“The No. 1 thing is you’ve got to have passion. This rich passion for going ruthlessly after the problem and being deeply intellectually honest with yourself about whether this is a reasonable answer…. The second part is having the ability to be extremely clever with the data. And what I mean by that is: You’re working with ambiguity. And very often you can’t approach the problem with the rigor you would a homework assignment. The only way to survive through that is by being clever—to think of a different question that gets at the answer.”
―DJ Patil, Former US Chief Data Scientist1
In today’s world of massive datasets highly complex algorithms are needed to make sense of biological data. Over the past two decades bioinformatics has gone from a fringe field of science, to one of the fastest growing subfields of the life sciences. Bioinformatics has become an important part of many areas including: molecular biology, personalized medicine, gene therapy, and drug development2. Bioinformaticians are now an essential part of many research publications and discoveries, but the field has a long way to go.
Bioinformaticians work in clinical research labs, analyzing data, managing databases, and building algorithms designed to extract biological meaning from data. Even the scope of data they may work with is broad: ranging from gene expression traits in one individual, to characterizing the millions of organisms living in the human microbiome. Bioinformaticians are curious and analytical problem solvers, passionate, with long-term ambitions of a health system that is data driven, efficient and data informed treatments and therapies, drug developments, and cures for the diseases which have plagued society for millennia.
Bioinformaticians don’t have much of a rule book, as the “rules” of bioinformatics shift and evolve with every new algorithm designed, and every new technology introduced to the market. Bioinformatics necessitates constant learning, no matter where you are in your career. Bioinformatics is not a field for the unmotivated, and bioinformaticians may be some of the hardest working scientists that have to define their niche in the science community, and to define bioinformatics as an independent and promising future direction for basic and clinical research and patient care.

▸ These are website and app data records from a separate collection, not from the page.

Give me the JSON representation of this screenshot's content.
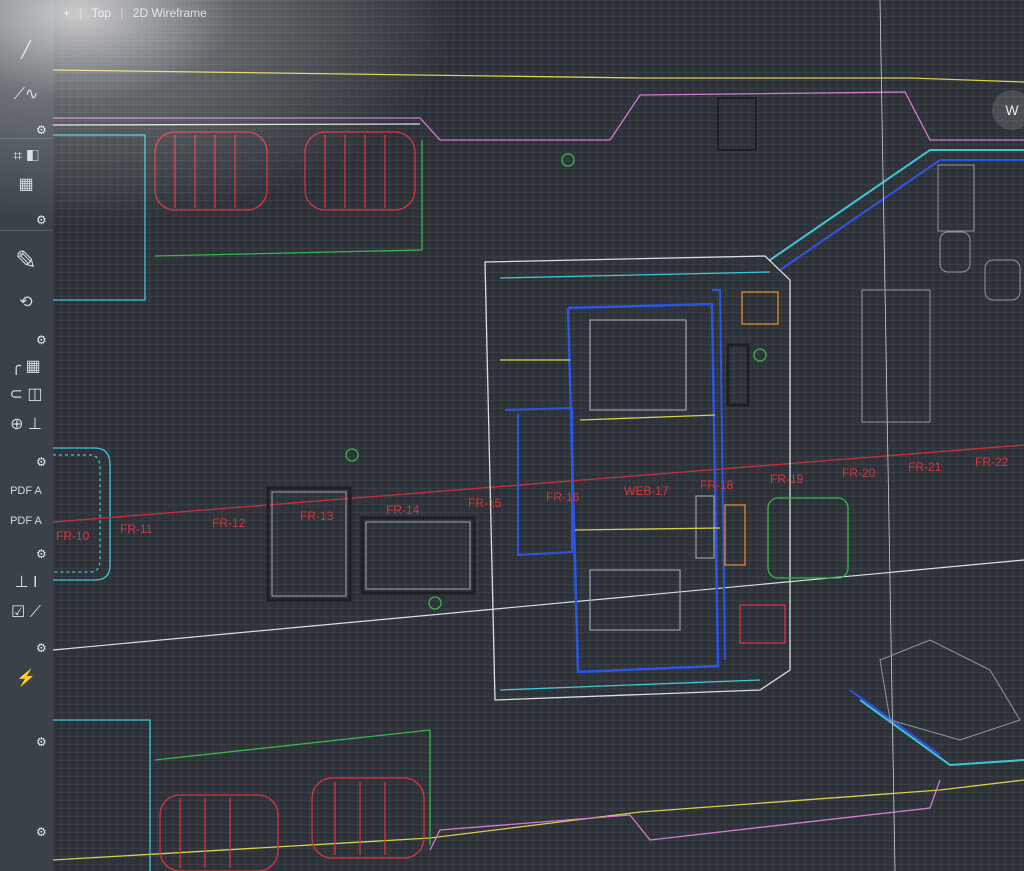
{
  "viewport": {
    "menu": "+",
    "view": "Top",
    "visual_style": "2D Wireframe"
  },
  "viewcube": {
    "label": "W"
  },
  "palette": {
    "tools": [
      {
        "icon": "line-icon"
      },
      {
        "icon": "polyline-icon"
      },
      {
        "icon": "crop-icon"
      },
      {
        "icon": "hatch-icon"
      },
      {
        "icon": "layer-edit-icon"
      },
      {
        "icon": "rotate-icon"
      },
      {
        "icon": "fillet-icon"
      },
      {
        "icon": "array-icon"
      },
      {
        "icon": "measure-icon"
      },
      {
        "icon": "pdf-import-icon"
      },
      {
        "icon": "pdf-text-icon"
      },
      {
        "icon": "dimension-icon"
      },
      {
        "icon": "check-icon"
      },
      {
        "icon": "lightning-icon"
      }
    ],
    "pdf_label": "PDF"
  },
  "frame_labels": [
    "FR-10",
    "FR-11",
    "FR-12",
    "FR-13",
    "FR-14",
    "FR-15",
    "FR-16",
    "WEB-17",
    "FR-18",
    "FR-19",
    "FR-20",
    "FR-21",
    "FR-22"
  ],
  "colors": {
    "frame_label": "#d8343b",
    "centerline": "#c8303a",
    "wall_cyan": "#3fc6d8",
    "wall_blue": "#2c55e6",
    "pink": "#d67ad0",
    "green": "#34b84a",
    "orange": "#e08a2b",
    "yellow": "#d8d04a"
  }
}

The hard work of the bioinformatician does not come without reward, and research institutions, big pharma companies, and technology companies snatch up bioinformatics students to manage their medical data. The average annual wage for a U.S. bioscience worker reached $94,543 in 2014, nearly double the overall U.S. private sector salary, and biotechnology specifically is the highest paid branch of the life sciences, followed by clinical research and genomics, fields increasingly populated by bioinformatics experts.
And the market itself is booming, with an expected growth of 21.2% between 2014 and 20202. According to a 2016 report from the BIO International Convention3, the U.S. bioscience industry employs 1.66 million people, a figure that includes nearly 147,000 high-paying jobs created since 2001. Many are attracted to data science in general because of it’s lucrative salaries, but the excitement of discovery keeps bioinformaticians enthralled.
As bioinformatics advances it pushes the boundaries of what is known in science, and introduces possibilities which would be impossible without data insights. Bioinformaticians and are staged to change the face of research and discovery – and it’s all happening right. now.
With every disease outbreak, cancer treatment trial, or research study, bioinformaticians are increasingly involved, and taking on increasingly important roles.
1. Delepenha, Lauren. 42 Essential Quotes by Data Science Thought Leaders. KD Nuggets News. Web.
2. Kumar, A and Chordia, M. Role of Bioinformatics in Biotechnology. Research and Review in Biosciences. Web. http://www.tsijournals.com/articles/role-of-bioinformatics-in-biotechnology.html.
3. Goodono, George. National Bioscience Report Shows Industry Creating Jobs and Driving Innovation. Biotechnology Innovation Organization. Web. https://www.bio.org/press-release/national-bioscience-report-shows-industry-creating-jobs-and-driving-innovation.